▶ [Goal of the exercise]:
Skip all lines in the entries below that come before the one containing "Give me the". Repeat that line and the rest exactly.

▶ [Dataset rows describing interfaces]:
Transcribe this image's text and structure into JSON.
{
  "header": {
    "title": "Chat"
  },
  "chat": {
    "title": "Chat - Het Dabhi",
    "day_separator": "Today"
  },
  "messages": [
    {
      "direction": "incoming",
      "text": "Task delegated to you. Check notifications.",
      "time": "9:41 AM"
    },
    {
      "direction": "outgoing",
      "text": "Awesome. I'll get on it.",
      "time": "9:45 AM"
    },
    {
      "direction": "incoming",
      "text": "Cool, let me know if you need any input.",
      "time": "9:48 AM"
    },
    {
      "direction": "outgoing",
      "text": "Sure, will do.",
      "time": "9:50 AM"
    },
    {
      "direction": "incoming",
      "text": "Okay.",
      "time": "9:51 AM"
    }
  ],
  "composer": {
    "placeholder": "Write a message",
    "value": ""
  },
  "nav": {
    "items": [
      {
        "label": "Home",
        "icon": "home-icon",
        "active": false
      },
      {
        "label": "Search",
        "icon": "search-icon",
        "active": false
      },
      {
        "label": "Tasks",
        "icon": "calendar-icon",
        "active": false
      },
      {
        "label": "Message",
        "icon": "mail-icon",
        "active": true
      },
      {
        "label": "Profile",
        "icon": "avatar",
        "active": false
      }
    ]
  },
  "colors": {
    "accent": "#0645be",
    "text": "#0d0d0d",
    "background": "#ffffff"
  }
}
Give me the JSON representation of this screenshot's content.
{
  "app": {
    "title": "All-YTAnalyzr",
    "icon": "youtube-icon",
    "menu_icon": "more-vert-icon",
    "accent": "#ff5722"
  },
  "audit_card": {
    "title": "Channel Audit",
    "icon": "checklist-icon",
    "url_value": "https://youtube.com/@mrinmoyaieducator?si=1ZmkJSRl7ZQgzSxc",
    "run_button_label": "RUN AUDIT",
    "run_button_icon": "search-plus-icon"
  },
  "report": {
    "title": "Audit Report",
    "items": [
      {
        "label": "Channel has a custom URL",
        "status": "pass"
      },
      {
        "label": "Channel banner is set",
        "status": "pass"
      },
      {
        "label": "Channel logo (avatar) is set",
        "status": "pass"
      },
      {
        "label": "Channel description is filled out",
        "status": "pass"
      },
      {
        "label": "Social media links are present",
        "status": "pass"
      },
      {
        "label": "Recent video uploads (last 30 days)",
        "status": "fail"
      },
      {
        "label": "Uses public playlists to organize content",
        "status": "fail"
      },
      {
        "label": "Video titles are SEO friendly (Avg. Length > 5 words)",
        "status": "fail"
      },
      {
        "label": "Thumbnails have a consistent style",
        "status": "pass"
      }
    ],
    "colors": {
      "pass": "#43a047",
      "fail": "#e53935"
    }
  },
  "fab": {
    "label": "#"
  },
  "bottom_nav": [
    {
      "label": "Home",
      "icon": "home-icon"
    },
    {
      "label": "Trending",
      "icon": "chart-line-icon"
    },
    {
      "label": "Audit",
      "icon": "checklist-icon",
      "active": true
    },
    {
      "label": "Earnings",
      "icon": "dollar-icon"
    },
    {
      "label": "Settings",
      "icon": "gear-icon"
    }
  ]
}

▶ [Problem solution]:
Give me the JSON representation of this screenshot's content.
{
  "app": {
    "title": "All-YTAnalyzr",
    "icon": "youtube-icon",
    "menu_icon": "more-vert-icon",
    "accent": "#ff5722"
  },
  "audit_card": {
    "title": "Channel Audit",
    "icon": "checklist-icon",
    "url_value": "https://youtube.com/@mrinmoyaieducator?si=1ZmkJSRl7ZQgzSxc",
    "run_button_label": "RUN AUDIT",
    "run_button_icon": "search-plus-icon"
  },
  "report": {
    "title": "Audit Report",
    "items": [
      {
        "label": "Channel has a custom URL",
        "status": "pass"
      },
      {
        "label": "Channel banner is set",
        "status": "pass"
      },
      {
        "label": "Channel logo (avatar) is set",
        "status": "pass"
      },
      {
        "label": "Channel description is filled out",
        "status": "pass"
      },
      {
        "label": "Social media links are present",
        "status": "pass"
      },
      {
        "label": "Recent video uploads (last 30 days)",
        "status": "fail"
      },
      {
        "label": "Uses public playlists to organize content",
        "status": "fail"
      },
      {
        "label": "Video titles are SEO friendly (Avg. Length > 5 words)",
        "status": "fail"
      },
      {
        "label": "Thumbnails have a consistent style",
        "status": "pass"
      }
    ],
    "colors": {
      "pass": "#43a047",
      "fail": "#e53935"
    }
  },
  "fab": {
    "label": "#"
  },
  "bottom_nav": [
    {
      "label": "Home",
      "icon": "home-icon"
    },
    {
      "label": "Trending",
      "icon": "chart-line-icon"
    },
    {
      "label": "Audit",
      "icon": "checklist-icon",
      "active": true
    },
    {
      "label": "Earnings",
      "icon": "dollar-icon"
    },
    {
      "label": "Settings",
      "icon": "gear-icon"
    }
  ]
}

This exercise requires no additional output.